- _WORK TASK_
Say how many lines in the following data hold the word "Ethernet". Write nothing but that number.

- _SUPPLIED DATA_
==*==
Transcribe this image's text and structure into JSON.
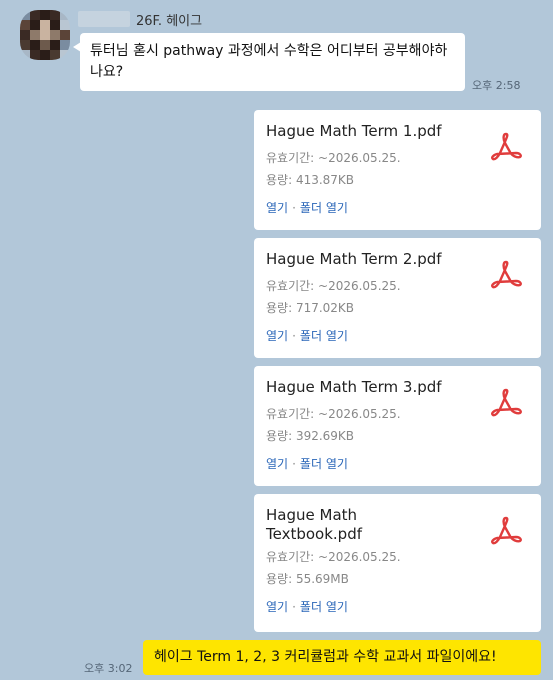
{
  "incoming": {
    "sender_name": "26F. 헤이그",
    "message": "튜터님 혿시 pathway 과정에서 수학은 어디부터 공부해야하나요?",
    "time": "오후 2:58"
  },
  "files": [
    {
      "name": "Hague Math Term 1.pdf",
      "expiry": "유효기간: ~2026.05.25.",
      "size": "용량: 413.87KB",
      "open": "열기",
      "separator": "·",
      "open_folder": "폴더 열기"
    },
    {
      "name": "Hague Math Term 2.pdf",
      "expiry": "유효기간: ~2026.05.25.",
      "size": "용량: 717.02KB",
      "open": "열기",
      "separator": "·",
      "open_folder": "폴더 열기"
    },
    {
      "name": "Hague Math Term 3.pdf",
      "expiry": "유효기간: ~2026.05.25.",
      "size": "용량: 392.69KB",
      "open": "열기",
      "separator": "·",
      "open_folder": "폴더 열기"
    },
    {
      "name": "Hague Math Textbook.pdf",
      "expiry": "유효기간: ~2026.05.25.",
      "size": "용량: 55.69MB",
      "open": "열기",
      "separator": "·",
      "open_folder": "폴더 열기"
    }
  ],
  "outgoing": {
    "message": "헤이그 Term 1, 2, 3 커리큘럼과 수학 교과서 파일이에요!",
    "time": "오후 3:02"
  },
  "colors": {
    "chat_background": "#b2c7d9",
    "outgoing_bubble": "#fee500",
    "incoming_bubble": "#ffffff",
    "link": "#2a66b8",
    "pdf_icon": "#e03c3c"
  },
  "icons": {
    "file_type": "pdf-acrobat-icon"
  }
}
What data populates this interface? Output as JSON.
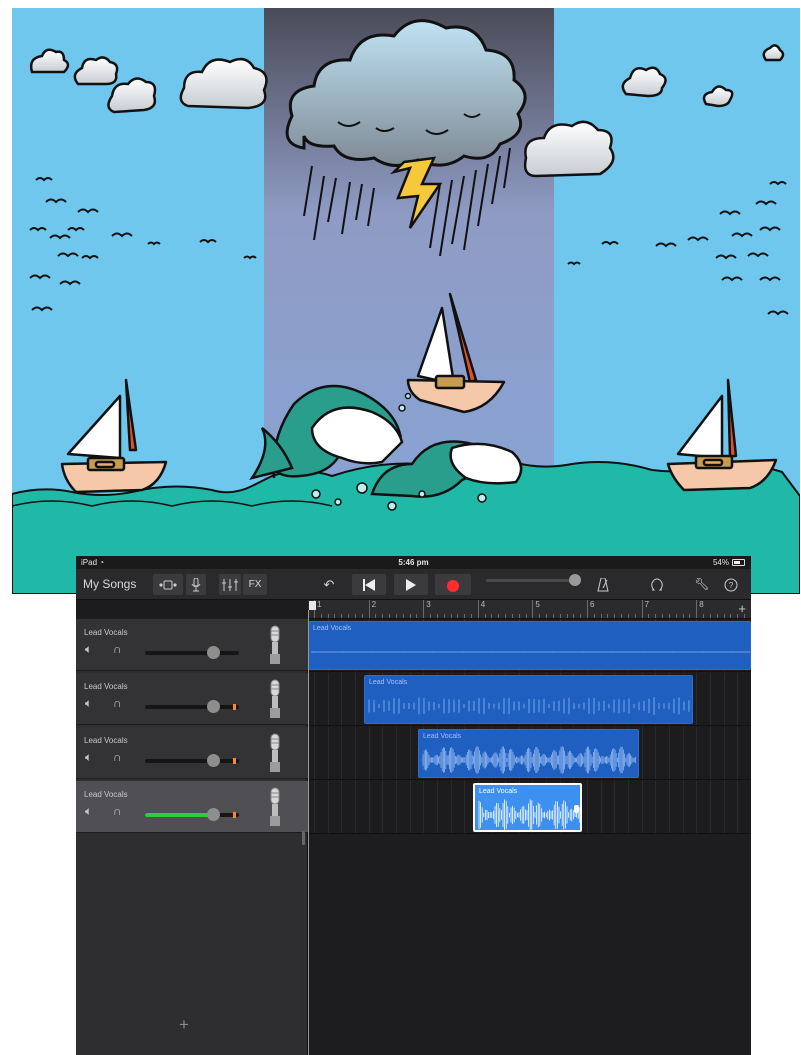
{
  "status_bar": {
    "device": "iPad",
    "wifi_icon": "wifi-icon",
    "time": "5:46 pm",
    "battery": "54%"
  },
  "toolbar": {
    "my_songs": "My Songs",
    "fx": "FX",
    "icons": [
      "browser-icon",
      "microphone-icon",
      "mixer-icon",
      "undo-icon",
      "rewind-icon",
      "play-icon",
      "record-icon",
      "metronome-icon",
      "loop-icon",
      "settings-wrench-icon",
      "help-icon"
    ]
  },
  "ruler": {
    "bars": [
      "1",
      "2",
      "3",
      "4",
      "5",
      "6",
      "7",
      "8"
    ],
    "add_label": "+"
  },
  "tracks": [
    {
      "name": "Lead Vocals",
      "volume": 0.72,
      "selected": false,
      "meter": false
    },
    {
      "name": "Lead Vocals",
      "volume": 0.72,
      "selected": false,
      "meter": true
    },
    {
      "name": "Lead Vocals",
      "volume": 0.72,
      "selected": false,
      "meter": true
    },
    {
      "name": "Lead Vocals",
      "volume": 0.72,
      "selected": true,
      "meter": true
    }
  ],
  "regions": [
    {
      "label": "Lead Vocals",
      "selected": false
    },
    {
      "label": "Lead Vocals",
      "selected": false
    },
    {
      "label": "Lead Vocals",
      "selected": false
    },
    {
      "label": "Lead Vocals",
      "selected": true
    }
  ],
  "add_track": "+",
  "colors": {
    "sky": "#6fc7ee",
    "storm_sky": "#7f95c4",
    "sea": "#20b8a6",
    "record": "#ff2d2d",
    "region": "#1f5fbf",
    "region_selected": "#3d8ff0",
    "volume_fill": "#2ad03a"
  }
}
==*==
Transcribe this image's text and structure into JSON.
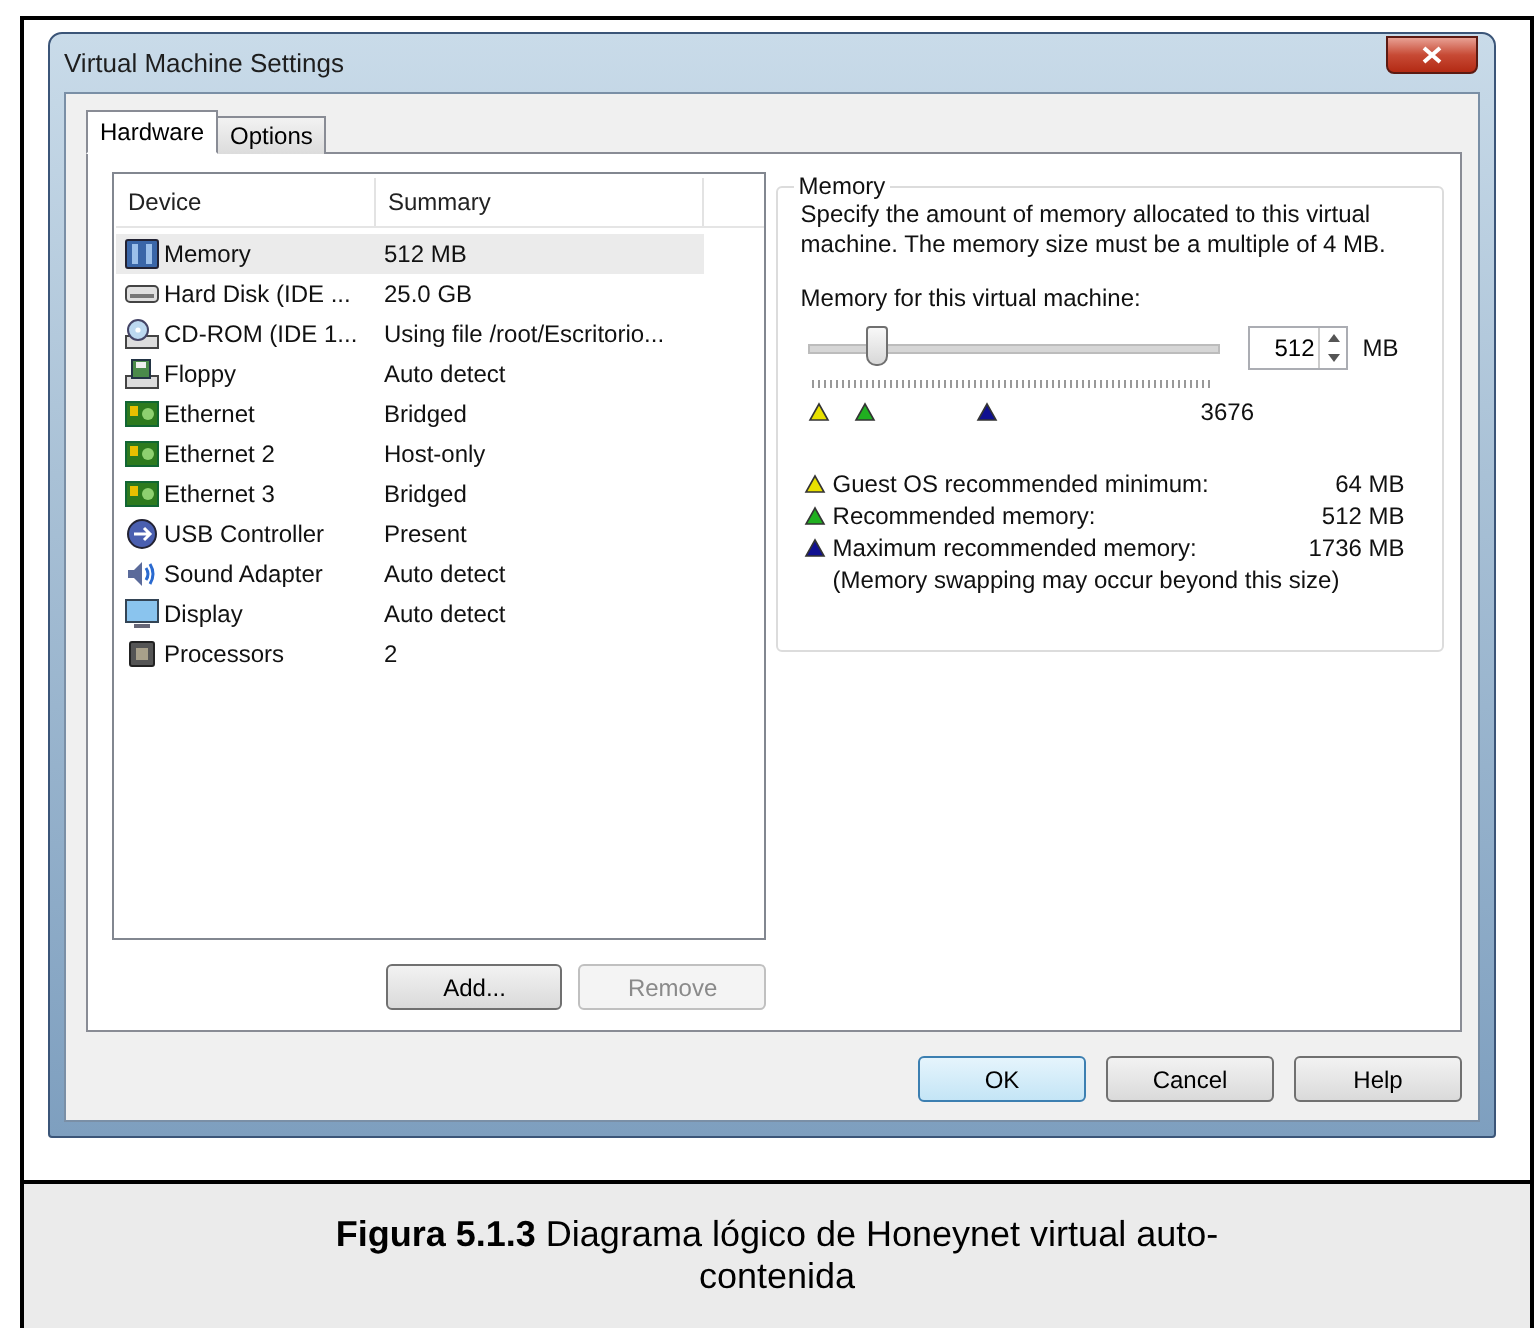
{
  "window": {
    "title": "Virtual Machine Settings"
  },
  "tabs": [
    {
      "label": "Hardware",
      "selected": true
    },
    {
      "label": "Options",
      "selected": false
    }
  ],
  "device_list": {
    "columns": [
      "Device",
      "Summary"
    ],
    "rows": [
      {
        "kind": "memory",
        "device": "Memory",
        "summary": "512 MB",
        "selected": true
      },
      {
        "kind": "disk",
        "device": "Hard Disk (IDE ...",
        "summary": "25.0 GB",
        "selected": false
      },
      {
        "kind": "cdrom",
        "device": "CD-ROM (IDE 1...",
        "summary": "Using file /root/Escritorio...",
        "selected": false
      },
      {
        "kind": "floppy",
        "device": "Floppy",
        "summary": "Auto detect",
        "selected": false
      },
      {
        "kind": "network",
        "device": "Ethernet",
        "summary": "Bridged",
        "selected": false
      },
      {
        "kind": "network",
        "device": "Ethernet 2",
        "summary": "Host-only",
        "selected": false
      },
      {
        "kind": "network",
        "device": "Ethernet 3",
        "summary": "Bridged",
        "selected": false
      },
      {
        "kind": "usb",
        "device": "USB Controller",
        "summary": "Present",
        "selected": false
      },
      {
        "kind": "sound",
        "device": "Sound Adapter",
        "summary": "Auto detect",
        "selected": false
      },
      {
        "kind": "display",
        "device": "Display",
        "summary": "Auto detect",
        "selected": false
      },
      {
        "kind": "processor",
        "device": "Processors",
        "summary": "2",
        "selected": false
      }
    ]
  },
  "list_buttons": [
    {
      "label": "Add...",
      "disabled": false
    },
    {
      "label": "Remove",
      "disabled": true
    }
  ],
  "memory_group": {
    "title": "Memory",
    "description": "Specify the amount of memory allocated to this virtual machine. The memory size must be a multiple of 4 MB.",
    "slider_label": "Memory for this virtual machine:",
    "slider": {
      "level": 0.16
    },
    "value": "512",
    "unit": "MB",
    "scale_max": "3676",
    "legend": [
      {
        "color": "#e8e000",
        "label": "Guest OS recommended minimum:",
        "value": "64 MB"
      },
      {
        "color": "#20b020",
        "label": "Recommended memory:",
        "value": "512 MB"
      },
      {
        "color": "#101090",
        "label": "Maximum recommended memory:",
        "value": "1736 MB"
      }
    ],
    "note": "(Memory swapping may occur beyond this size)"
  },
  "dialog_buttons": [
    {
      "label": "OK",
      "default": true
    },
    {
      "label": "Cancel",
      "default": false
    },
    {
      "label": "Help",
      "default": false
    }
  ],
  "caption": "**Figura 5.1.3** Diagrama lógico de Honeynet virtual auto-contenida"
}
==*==
- _FINISHED TASK_
3